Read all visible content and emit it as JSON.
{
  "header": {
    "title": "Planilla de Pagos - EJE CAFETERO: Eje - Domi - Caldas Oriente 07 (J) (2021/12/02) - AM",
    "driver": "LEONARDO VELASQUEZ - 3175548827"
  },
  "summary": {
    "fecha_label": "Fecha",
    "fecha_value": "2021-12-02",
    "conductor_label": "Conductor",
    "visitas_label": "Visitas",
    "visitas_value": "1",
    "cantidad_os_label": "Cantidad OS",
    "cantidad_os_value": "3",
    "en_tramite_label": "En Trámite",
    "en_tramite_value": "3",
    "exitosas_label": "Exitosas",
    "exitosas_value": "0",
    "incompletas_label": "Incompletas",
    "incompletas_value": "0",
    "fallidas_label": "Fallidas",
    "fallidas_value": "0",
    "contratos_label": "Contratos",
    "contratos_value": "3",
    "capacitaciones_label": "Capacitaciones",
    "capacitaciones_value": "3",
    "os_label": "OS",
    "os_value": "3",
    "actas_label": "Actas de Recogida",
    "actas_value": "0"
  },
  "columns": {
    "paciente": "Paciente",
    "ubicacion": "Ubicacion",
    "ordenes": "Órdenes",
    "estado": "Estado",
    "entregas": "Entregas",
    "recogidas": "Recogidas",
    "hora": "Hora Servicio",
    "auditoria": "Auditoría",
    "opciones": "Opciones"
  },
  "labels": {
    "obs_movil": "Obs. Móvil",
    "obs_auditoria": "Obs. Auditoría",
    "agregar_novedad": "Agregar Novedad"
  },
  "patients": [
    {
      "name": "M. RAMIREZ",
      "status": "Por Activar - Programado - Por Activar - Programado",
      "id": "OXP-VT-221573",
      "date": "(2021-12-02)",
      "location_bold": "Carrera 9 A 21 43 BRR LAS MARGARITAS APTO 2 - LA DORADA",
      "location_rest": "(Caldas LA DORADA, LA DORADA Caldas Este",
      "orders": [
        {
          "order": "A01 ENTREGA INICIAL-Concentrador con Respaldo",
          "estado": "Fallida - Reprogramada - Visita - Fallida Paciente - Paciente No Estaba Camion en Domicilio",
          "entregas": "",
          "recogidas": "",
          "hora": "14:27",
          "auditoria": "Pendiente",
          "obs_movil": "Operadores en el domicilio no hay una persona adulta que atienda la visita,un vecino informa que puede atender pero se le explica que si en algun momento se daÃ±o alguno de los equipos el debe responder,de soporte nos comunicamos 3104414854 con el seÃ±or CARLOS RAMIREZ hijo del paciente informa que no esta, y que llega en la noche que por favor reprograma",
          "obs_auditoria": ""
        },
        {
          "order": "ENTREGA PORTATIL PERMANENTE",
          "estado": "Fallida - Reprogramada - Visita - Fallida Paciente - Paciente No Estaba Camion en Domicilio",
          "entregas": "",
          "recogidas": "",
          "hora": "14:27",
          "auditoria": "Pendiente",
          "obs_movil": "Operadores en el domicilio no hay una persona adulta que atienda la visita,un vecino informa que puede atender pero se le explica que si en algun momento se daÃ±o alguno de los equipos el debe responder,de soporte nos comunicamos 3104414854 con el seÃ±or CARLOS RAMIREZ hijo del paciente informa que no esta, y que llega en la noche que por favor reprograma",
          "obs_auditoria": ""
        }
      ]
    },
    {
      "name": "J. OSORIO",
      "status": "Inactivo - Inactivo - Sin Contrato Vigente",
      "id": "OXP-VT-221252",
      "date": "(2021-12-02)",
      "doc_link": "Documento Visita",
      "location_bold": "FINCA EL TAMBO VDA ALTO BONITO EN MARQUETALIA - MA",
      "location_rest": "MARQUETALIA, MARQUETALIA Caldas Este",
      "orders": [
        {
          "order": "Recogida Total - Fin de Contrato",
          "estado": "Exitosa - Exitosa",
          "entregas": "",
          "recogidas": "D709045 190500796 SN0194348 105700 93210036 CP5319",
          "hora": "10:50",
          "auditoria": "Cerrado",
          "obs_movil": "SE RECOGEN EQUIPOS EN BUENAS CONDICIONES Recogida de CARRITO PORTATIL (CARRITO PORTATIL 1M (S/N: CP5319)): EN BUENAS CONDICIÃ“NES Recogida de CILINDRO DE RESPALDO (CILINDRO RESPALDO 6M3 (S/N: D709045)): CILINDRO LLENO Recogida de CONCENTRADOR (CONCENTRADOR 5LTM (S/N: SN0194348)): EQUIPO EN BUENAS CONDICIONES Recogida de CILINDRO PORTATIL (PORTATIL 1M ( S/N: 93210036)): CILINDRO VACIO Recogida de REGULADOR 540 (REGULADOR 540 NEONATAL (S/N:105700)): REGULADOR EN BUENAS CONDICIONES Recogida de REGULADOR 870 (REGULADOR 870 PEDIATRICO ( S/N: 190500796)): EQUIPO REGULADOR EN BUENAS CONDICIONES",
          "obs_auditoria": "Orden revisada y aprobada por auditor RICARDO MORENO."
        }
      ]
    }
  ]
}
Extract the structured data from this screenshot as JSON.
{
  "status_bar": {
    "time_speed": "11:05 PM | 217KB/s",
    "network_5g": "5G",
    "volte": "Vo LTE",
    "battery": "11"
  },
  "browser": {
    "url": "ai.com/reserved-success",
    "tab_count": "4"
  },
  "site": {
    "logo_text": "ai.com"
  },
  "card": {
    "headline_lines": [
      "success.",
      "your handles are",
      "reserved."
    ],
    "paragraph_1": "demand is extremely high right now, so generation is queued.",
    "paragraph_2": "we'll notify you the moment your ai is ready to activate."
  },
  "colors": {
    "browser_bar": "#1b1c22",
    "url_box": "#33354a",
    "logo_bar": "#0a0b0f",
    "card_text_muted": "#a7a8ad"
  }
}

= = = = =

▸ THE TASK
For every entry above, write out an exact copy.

▸ YOUR RESPONSE
Read all visible content and emit it as JSON.
{
  "header": {
    "title": "Planilla de Pagos - EJE CAFETERO: Eje - Domi - Caldas Oriente 07 (J) (2021/12/02) - AM",
    "driver": "LEONARDO VELASQUEZ - 3175548827"
  },
  "summary": {
    "fecha_label": "Fecha",
    "fecha_value": "2021-12-02",
    "conductor_label": "Conductor",
    "visitas_label": "Visitas",
    "visitas_value": "1",
    "cantidad_os_label": "Cantidad OS",
    "cantidad_os_value": "3",
    "en_tramite_label": "En Trámite",
    "en_tramite_value": "3",
    "exitosas_label": "Exitosas",
    "exitosas_value": "0",
    "incompletas_label": "Incompletas",
    "incompletas_value": "0",
    "fallidas_label": "Fallidas",
    "fallidas_value": "0",
    "contratos_label": "Contratos",
    "contratos_value": "3",
    "capacitaciones_label": "Capacitaciones",
    "capacitaciones_value": "3",
    "os_label": "OS",
    "os_value": "3",
    "actas_label": "Actas de Recogida",
    "actas_value": "0"
  },
  "columns": {
    "paciente": "Paciente",
    "ubicacion": "Ubicacion",
    "ordenes": "Órdenes",
    "estado": "Estado",
    "entregas": "Entregas",
    "recogidas": "Recogidas",
    "hora": "Hora Servicio",
    "auditoria": "Auditoría",
    "opciones": "Opciones"
  },
  "labels": {
    "obs_movil": "Obs. Móvil",
    "obs_auditoria": "Obs. Auditoría",
    "agregar_novedad": "Agregar Novedad"
  },
  "patients": [
    {
      "name": "M. RAMIREZ",
      "status": "Por Activar - Programado - Por Activar - Programado",
      "id": "OXP-VT-221573",
      "date": "(2021-12-02)",
      "location_bold": "Carrera 9 A 21 43 BRR LAS MARGARITAS APTO 2 - LA DORADA",
      "location_rest": "(Caldas LA DORADA, LA DORADA Caldas Este",
      "orders": [
        {
          "order": "A01 ENTREGA INICIAL-Concentrador con Respaldo",
          "estado": "Fallida - Reprogramada - Visita - Fallida Paciente - Paciente No Estaba Camion en Domicilio",
          "entregas": "",
          "recogidas": "",
          "hora": "14:27",
          "auditoria": "Pendiente",
          "obs_movil": "Operadores en el domicilio no hay una persona adulta que atienda la visita,un vecino informa que puede atender pero se le explica que si en algun momento se daÃ±o alguno de los equipos el debe responder,de soporte nos comunicamos 3104414854 con el seÃ±or CARLOS RAMIREZ hijo del paciente informa que no esta, y que llega en la noche que por favor reprograma",
          "obs_auditoria": ""
        },
        {
          "order": "ENTREGA PORTATIL PERMANENTE",
          "estado": "Fallida - Reprogramada - Visita - Fallida Paciente - Paciente No Estaba Camion en Domicilio",
          "entregas": "",
          "recogidas": "",
          "hora": "14:27",
          "auditoria": "Pendiente",
          "obs_movil": "Operadores en el domicilio no hay una persona adulta que atienda la visita,un vecino informa que puede atender pero se le explica que si en algun momento se daÃ±o alguno de los equipos el debe responder,de soporte nos comunicamos 3104414854 con el seÃ±or CARLOS RAMIREZ hijo del paciente informa que no esta, y que llega en la noche que por favor reprograma",
          "obs_auditoria": ""
        }
      ]
    },
    {
      "name": "J. OSORIO",
      "status": "Inactivo - Inactivo - Sin Contrato Vigente",
      "id": "OXP-VT-221252",
      "date": "(2021-12-02)",
      "doc_link": "Documento Visita",
      "location_bold": "FINCA EL TAMBO VDA ALTO BONITO EN MARQUETALIA - MA",
      "location_rest": "MARQUETALIA, MARQUETALIA Caldas Este",
      "orders": [
        {
          "order": "Recogida Total - Fin de Contrato",
          "estado": "Exitosa - Exitosa",
          "entregas": "",
          "recogidas": "D709045 190500796 SN0194348 105700 93210036 CP5319",
          "hora": "10:50",
          "auditoria": "Cerrado",
          "obs_movil": "SE RECOGEN EQUIPOS EN BUENAS CONDICIONES Recogida de CARRITO PORTATIL (CARRITO PORTATIL 1M (S/N: CP5319)): EN BUENAS CONDICIÃ“NES Recogida de CILINDRO DE RESPALDO (CILINDRO RESPALDO 6M3 (S/N: D709045)): CILINDRO LLENO Recogida de CONCENTRADOR (CONCENTRADOR 5LTM (S/N: SN0194348)): EQUIPO EN BUENAS CONDICIONES Recogida de CILINDRO PORTATIL (PORTATIL 1M ( S/N: 93210036)): CILINDRO VACIO Recogida de REGULADOR 540 (REGULADOR 540 NEONATAL (S/N:105700)): REGULADOR EN BUENAS CONDICIONES Recogida de REGULADOR 870 (REGULADOR 870 PEDIATRICO ( S/N: 190500796)): EQUIPO REGULADOR EN BUENAS CONDICIONES",
          "obs_auditoria": "Orden revisada y aprobada por auditor RICARDO MORENO."
        }
      ]
    }
  ]
}
Extract the structured data from this screenshot as JSON.
{
  "status_bar": {
    "time_speed": "11:05 PM | 217KB/s",
    "network_5g": "5G",
    "volte": "Vo LTE",
    "battery": "11"
  },
  "browser": {
    "url": "ai.com/reserved-success",
    "tab_count": "4"
  },
  "site": {
    "logo_text": "ai.com"
  },
  "card": {
    "headline_lines": [
      "success.",
      "your handles are",
      "reserved."
    ],
    "paragraph_1": "demand is extremely high right now, so generation is queued.",
    "paragraph_2": "we'll notify you the moment your ai is ready to activate."
  },
  "colors": {
    "browser_bar": "#1b1c22",
    "url_box": "#33354a",
    "logo_bar": "#0a0b0f",
    "card_text_muted": "#a7a8ad"
  }
}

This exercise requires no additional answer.